Web skimming is a practice used by hackers to steal users’ credit card details from online stores’ payment pages by injecting pieces of code into the websites’ source code. This malicious code then collects the data that unknowing shoppers input (i.e. payment account logins or credit card numbers) and sends it back to the attacker.
Researchers from cybersecurity and antivirus experts, Kaspersky, have now revealed a new technique that is being used to steal the users’ payment information.
The attackers register domains with names that resemble popular web analytics services which site administrators trust, such as Google Analytics. That way, when they inject the malicious code it conceals the fact that the webpage has been compromised from the site administrator. For example, using a domain name “goglc-analytics . com”
“This is a technique we have not seen before and one that is particularly effective. Google Analytics is one of the most popular web analytics services out there. The vast majority of developers and users trust it, meaning it’s frequently given permission to collect user data by the site administrator,” says Victoria Vlasova, Senior Malware Analyst at Kaspersky.
“That makes malicious injects containing Google Analytics accounts inconspicuous – and easy to overlook. As a rule, administrators should not assume that, just because the third-party resource is legitimate, its presence in the code is ok,” she concludes.
Kaspersky researchers say that they have also noticed another new technique for conducting web skimming attacks. Rather than redirecting the data to third-party sources, the attackers redirected it to official Google Analytics accounts.
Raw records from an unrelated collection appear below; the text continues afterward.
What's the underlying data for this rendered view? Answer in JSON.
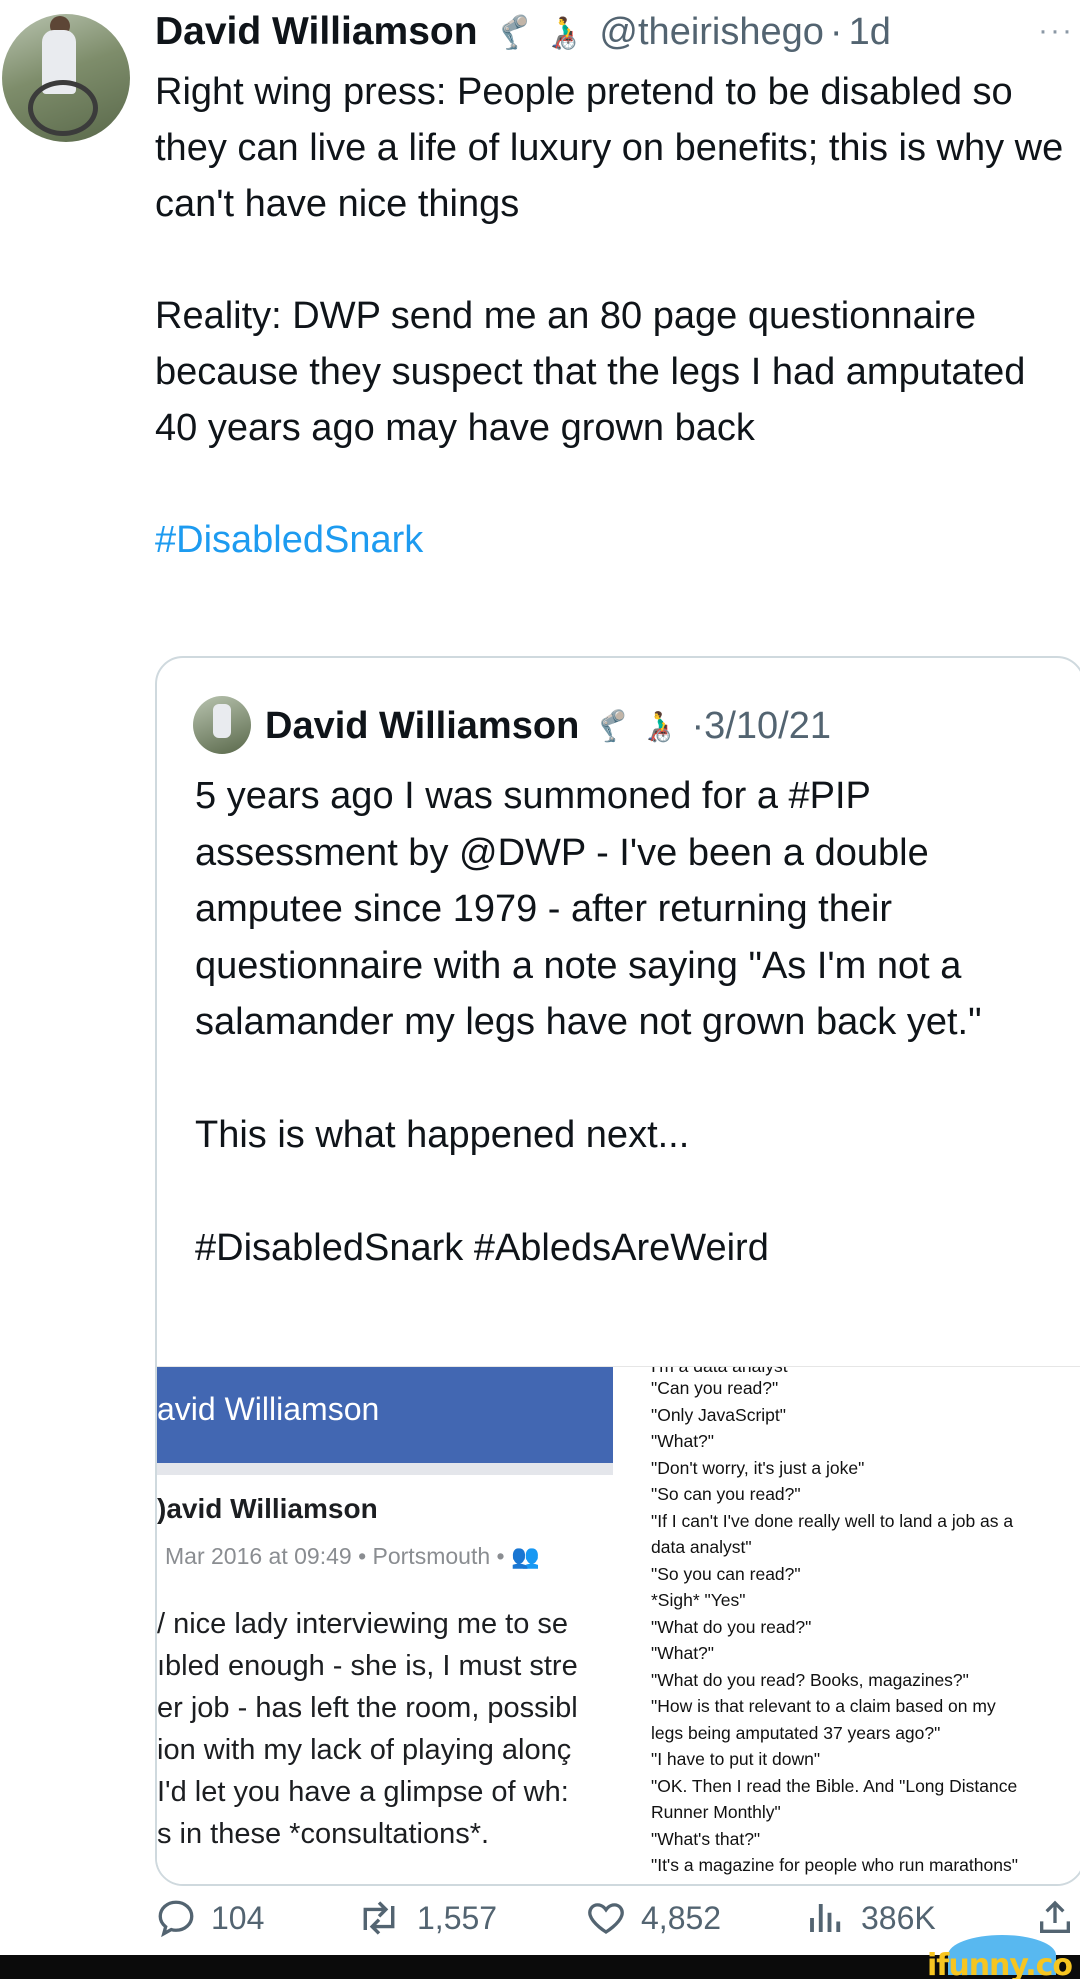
{
  "tweet": {
    "author_name": "David Williamson",
    "author_emojis": "🦿 👨‍🦽",
    "handle": "@theirishego",
    "separator": "·",
    "time": "1d",
    "more": "···",
    "paragraphs": [
      "Right wing press: People pretend to be disabled so they can live a life of luxury on benefits; this is why we can't have nice things",
      "Reality: DWP send me an 80 page questionnaire because they suspect that the legs I had amputated 40 years ago may have grown back"
    ],
    "hashtag": "#DisabledSnark"
  },
  "quoted": {
    "author_name": "David Williamson",
    "author_emojis": "🦿 👨‍🦽",
    "date": "·3/10/21",
    "paragraphs": [
      "5 years ago I was summoned for a #PIP assessment by @DWP - I've been a double amputee since 1979 - after returning their questionnaire with a note saying \"As I'm not a salamander my legs have not grown back yet.\"",
      "This is what happened next...",
      "#DisabledSnark #AbledsAreWeird"
    ],
    "media": {
      "fb_header_title": "avid Williamson",
      "fb_name": ")avid Williamson",
      "fb_meta": "Mar 2016 at 09:49 • Portsmouth • 👥",
      "fb_post_lines": [
        "/ nice lady interviewing me to se",
        "ıbled enough - she is, I must stre",
        "er job - has left the room, possibl",
        "ion with my lack of playing alonç",
        " I'd let you have a glimpse of wh:",
        "s in these *consultations*."
      ],
      "chat_cut_line": "I'm a data analyst",
      "chat_lines": [
        "\"Can you read?\"",
        "\"Only JavaScript\"",
        "\"What?\"",
        "\"Don't worry, it's just a joke\"",
        "\"So can you read?\"",
        "\"If I can't I've done really well to land a job as a",
        "data analyst\"",
        "\"So you can read?\"",
        "*Sigh* \"Yes\"",
        "\"What do you read?\"",
        "\"What?\"",
        "\"What do you read? Books, magazines?\"",
        "\"How is that relevant to a claim based on my",
        "legs being amputated 37 years ago?\"",
        "\"I have to put it down\"",
        "\"OK. Then I read the Bible. And \"Long Distance",
        "Runner Monthly\"",
        "\"What's that?\"",
        "\"It's a magazine for people who run marathons\""
      ]
    }
  },
  "actions": {
    "replies": "104",
    "retweets": "1,557",
    "likes": "4,852",
    "views": "386K"
  },
  "watermark": "ifunny.co"
}
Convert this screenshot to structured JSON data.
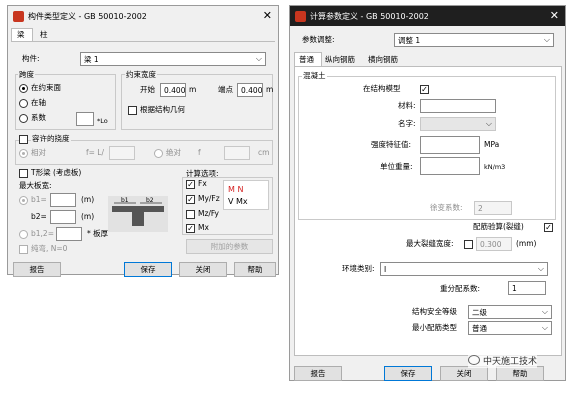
{
  "left_window": {
    "title": "构件类型定义 - GB 50010-2002",
    "tabs": [
      "梁",
      "柱"
    ],
    "member_label": "构件:",
    "member_value": "梁 1",
    "span_group": {
      "title": "跨度",
      "opt_inner_face": "在约束面",
      "opt_axis": "在轴",
      "opt_coef": "系数",
      "coef_unit": "*Lo"
    },
    "constraint_group": {
      "title": "约束宽度",
      "start_label": "开始",
      "start_value": "0.400",
      "start_unit": "m",
      "end_label": "端点",
      "end_value": "0.400",
      "end_unit": "m",
      "geometry_label": "根据结构几何"
    },
    "deflection": {
      "label": "容许的挠度",
      "relative": "相对",
      "ratio": "f= L/",
      "absolute": "绝对",
      "f_label": "f",
      "unit": "cm"
    },
    "tbeam": {
      "label": "T形梁 (考虑板)",
      "max_width": "最大板宽:",
      "b1": "b1=",
      "b1_unit": "(m)",
      "b2": "b2=",
      "b2_unit": "(m)",
      "b12": "b1,2=",
      "b12_unit": "* 板厚",
      "pure_bend": "纯弯, N=0",
      "fig_b1": "b1",
      "fig_b2": "b2"
    },
    "calc_options": {
      "title": "计算选项:",
      "items": [
        "Fx",
        "My/Fz",
        "Mz/Fy",
        "Mx"
      ],
      "checked": [
        true,
        true,
        false,
        true
      ],
      "red_text": "M N",
      "v_text": "V Mx",
      "extra_button": "附加的参数"
    },
    "buttons": {
      "report": "报告",
      "save": "保存",
      "close": "关闭",
      "help": "帮助"
    }
  },
  "right_window": {
    "title": "计算参数定义 - GB 50010-2002",
    "param_label": "参数调整:",
    "param_value": "调整 1",
    "tabs": [
      "普通",
      "纵向钢筋",
      "横向钢筋"
    ],
    "concrete_group": "混凝土",
    "in_model": "在结构模型",
    "material": "材料:",
    "name": "名字:",
    "strength": "强度特征值:",
    "strength_unit": "MPa",
    "unit_weight": "单位重量:",
    "unit_weight_unit": "kN/m3",
    "creep": "徐变系数:",
    "creep_value": "2",
    "crack_calc": "配筋验算(裂缝)",
    "max_crack": "最大裂缝宽度:",
    "max_crack_value": "0.300",
    "max_crack_unit": "(mm)",
    "env": "环境类别:",
    "env_value": "I",
    "importance": "重分配系数:",
    "importance_value": "1",
    "safety": "结构安全等级",
    "safety_value": "二级",
    "min_rebar": "最小配筋类型",
    "min_rebar_value": "普通",
    "buttons": {
      "report": "报告",
      "save": "保存",
      "close": "关闭",
      "help": "帮助"
    }
  },
  "watermark": "中天施工技术",
  "colors": {
    "icon": "#c8361f",
    "red_text": "#d42020",
    "window_bg": "#f0f0f0"
  }
}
Because the data isn’t being directed to an unknown third-party resource, it’s difficult for administrators to realize the site has been compromised. For those examining the source code, it just appears as if the page is connected with an official Google Analytics account – a common practice for online stores.